family history, vermont genealogy, hand drawn maps
Have you ever looked at an underexposed photograph? It's too dark to make out details. Only the brightest parts of the picture are visible.
Do you feel like you're looking "through a glass darkly" when you're trying to learn about your ancestors? Is part of the picture indistinct?
To create a picture of our family's history, we need to bring that history into the light. Sometimes we need more information, and sometimes we need to look at what we already have in a different way. In genealogical research we work to bring the murky past into the light so that we have a sharper picture of our family history.
Analysis and correlation of all the information you've gathered so far, combined with more research, can really help bring your family story to light.
Do you have questions about a Vermont ancestor's life? Do you live too far away to retrieve Vermont genealogy records?

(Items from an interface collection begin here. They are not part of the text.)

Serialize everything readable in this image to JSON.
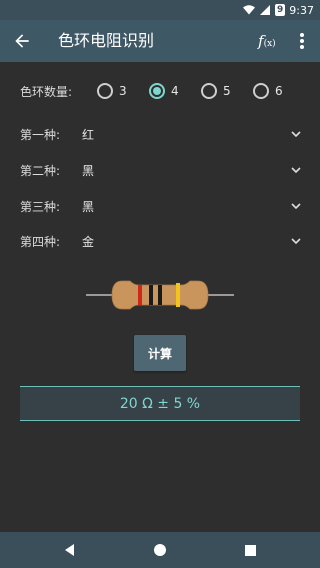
{
  "status_bar": {
    "time": "9:37",
    "battery_level": "9"
  },
  "app_bar": {
    "title": "色环电阻识别",
    "fx_main": "f",
    "fx_sub": "(x)"
  },
  "band_count": {
    "label": "色环数量:",
    "options": [
      "3",
      "4",
      "5",
      "6"
    ],
    "selected": "4"
  },
  "bands": [
    {
      "label": "第一种:",
      "value": "红"
    },
    {
      "label": "第二种:",
      "value": "黑"
    },
    {
      "label": "第三种:",
      "value": "黑"
    },
    {
      "label": "第四种:",
      "value": "金"
    }
  ],
  "resistor_colors": {
    "body": "#c9955c",
    "band1": "#d0271c",
    "band2": "#1a1a1a",
    "band3": "#1a1a1a",
    "band4": "#f2c31c"
  },
  "calculate_button": {
    "label": "计算"
  },
  "result": {
    "text": "20 Ω ± 5 %"
  },
  "colors": {
    "accent": "#7fd6cf",
    "app_bar": "#3f5866",
    "background": "#2e2e2e"
  },
  "icons": {
    "back": "arrow-left-icon",
    "fx": "function-icon",
    "more": "more-vert-icon",
    "chevron": "chevron-down-icon",
    "nav_back": "triangle-back-icon",
    "nav_home": "circle-home-icon",
    "nav_recents": "square-recents-icon"
  }
}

Not all records are online. There are still many documents, possibly holding information about your ancestors, that haven't been digitized and sit in local museums, libraries, town offices, and archives. Perusing these records can help identify ancestors and place them in a location and a point in time.
In Vermont, original birth, marriage, and death records, as well as land records, are still held in individual Town Clerk's offices. Court records reside in the Vermont State Archives. Bringing them out of the vault and into the light can bring your family's story to light as well.
If you are a professional genealogist I am happy to conduct your Vermont research project, or to retrieve Vermont records for you.
hand drawn maps
By mapping our ancestors' neighborhoods, activities, travels, and migration, we can walk in their footsteps and gain a deeper understanding of their challenges, successes, and paths through life.
A hand drawn, hand colored map of your ancestors' town or neighborhood at the time they lived there, or a map of their migrations, is a special image that helps to illuminate your family's history.
Using censuses, old maps, city and town directories, deeds, and other records, we conduct research to place your ancestors in a geographic location. We then create a personalized map that can show where your relative went to church, shops frequented, path he or she took to get to work, location of friends' and neighbors' homes, and more. Another type of map could illustrate a family's migratory path in a given time frame.